Dataset content Start Marker

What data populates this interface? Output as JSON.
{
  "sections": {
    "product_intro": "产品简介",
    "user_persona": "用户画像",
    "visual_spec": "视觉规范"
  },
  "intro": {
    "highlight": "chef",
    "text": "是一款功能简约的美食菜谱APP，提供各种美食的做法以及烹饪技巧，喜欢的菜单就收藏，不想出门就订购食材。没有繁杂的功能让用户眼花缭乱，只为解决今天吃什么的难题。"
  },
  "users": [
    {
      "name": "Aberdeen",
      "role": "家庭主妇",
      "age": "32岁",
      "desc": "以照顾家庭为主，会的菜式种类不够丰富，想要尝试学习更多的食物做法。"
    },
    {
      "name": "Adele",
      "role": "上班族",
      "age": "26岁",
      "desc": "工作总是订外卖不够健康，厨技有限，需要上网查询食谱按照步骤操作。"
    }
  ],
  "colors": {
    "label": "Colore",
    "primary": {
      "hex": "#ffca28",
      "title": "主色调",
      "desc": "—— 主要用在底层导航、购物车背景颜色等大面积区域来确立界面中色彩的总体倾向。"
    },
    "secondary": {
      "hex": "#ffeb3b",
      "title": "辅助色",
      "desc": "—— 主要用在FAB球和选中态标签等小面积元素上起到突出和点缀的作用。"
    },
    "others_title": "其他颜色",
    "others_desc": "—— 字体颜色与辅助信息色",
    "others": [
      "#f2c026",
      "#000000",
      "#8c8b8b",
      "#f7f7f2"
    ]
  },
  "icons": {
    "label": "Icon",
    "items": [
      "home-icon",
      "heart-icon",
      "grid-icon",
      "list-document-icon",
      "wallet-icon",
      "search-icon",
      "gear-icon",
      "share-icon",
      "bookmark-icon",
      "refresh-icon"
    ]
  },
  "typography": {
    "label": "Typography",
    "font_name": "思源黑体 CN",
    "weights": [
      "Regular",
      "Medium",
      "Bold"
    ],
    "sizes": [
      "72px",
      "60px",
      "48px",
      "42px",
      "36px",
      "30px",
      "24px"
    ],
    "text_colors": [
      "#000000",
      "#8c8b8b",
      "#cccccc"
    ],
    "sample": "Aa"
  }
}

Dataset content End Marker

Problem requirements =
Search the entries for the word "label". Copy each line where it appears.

Written solution =
    "label": "Colore",
    "label": "Icon",
    "label": "Typography",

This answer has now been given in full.